Their primary principle of ‘built tough’ is something they stuck with, and stood by, for over 30 years of creating trucks, cars and toys for kids out of solid steel with often simple designs that reinforced that principle. There is a good interview with Gordon Batdorf, one of the early founders of Tonka here, :

“I had signs placed in every location of the plant that read: We are proud of our people, our product and our plant”.

This plant was the Minnesota factory where many of their toys were manufactured right up to and through the 80’s.

Many of those trucks from the 60’s and 70’s are still in wide use even today, and due to their high grade steel nature, can be restored to almost new, even decorated with the retro decals available online.

By the time Tonka got into the 70’s they had accumulated a significant market and had begun to diversify and try some different things, one of them was their new “Action” range, toys that moved using non-battery powered friction motors. The first were the “Scramblers” of 1972, but the ones that really took off (literally) were the Clutch Poppers of 1978-1980, three cars – a red, blue and yellow, really set the standard for this series, and to be honest were never really bettered by other models from 1980-85. These cars still had those core Tonka qualities, of solid simple design, timeless style, built tough, but with some added extras – a powerful little flywheel motor (also built tough). They were made in Japan which in this case delivered a decent quality result and enabled these cars to be sold at what can been seen today as a bargain price.
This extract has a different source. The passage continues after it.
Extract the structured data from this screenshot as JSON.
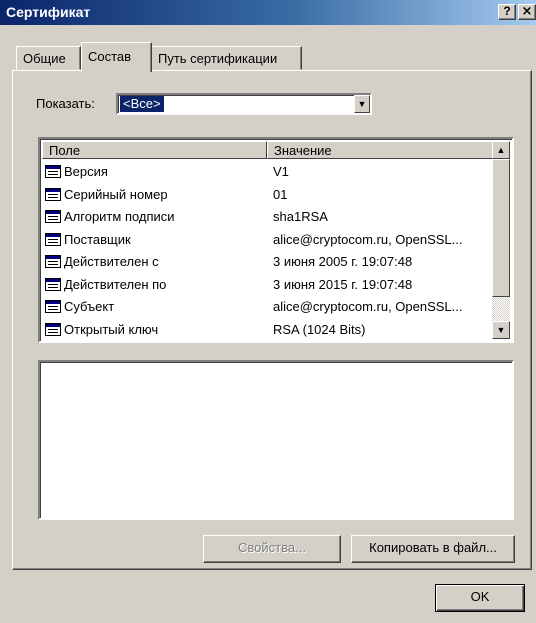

Japanese factories did, and in many cases still do, manufacture quality consumer goods, electronics and mechanical components to a high precision and often (not always of course) a commitment to quality. They did anyway in this case it seems.

There were a range of Clutch Poppers, all made in Japan (the cars were, the scrambler cycle and drag racer were made in Hong Kong, and it shows), that came out over that 7 year period, and all of them good, some of them great.

1985 and 86 were Tonka’s most profitable years in its history, and in 1987 after a review about how to best utilise the company’s assets to grow and become more modern, they purchased two other toy companies – Kenner Parker and Palitoy, borrowing heavily to fund it. This would turn into their downfall, and a great tragedy for this multi-generational company. Unable to service the debt after profitability issues with their new acquisitions, Tonka itself was acquired by Hasbro in 1991. There is a great chronology of Tonka here, this is the final entry:

“On May 7th 1991, Tonka Corporation, the nation’s third largest toy company, was acquired by the nation’s number two toy maker, Hasbro Incorporated, for $516 million. Tonka’s corporate headquarters staff of 242, based in St. Louis Park MN, a suburb of Minneapolis, was eliminated on September 30th.”

Tonka’s primary principles and “DNA” were dissolved into the Hasbro soup, the company as many generations remembered it, was essentially gone.

That ending is a bit of a sad story, however it is due to the original company’s commitment to quality and longevity that their products are still around today, and still perfectly capable of delivering their purpose – good times, and some kick-ass fun for kids, and adults:)

Tonka’s on the production line – photo from NeatOldToys.com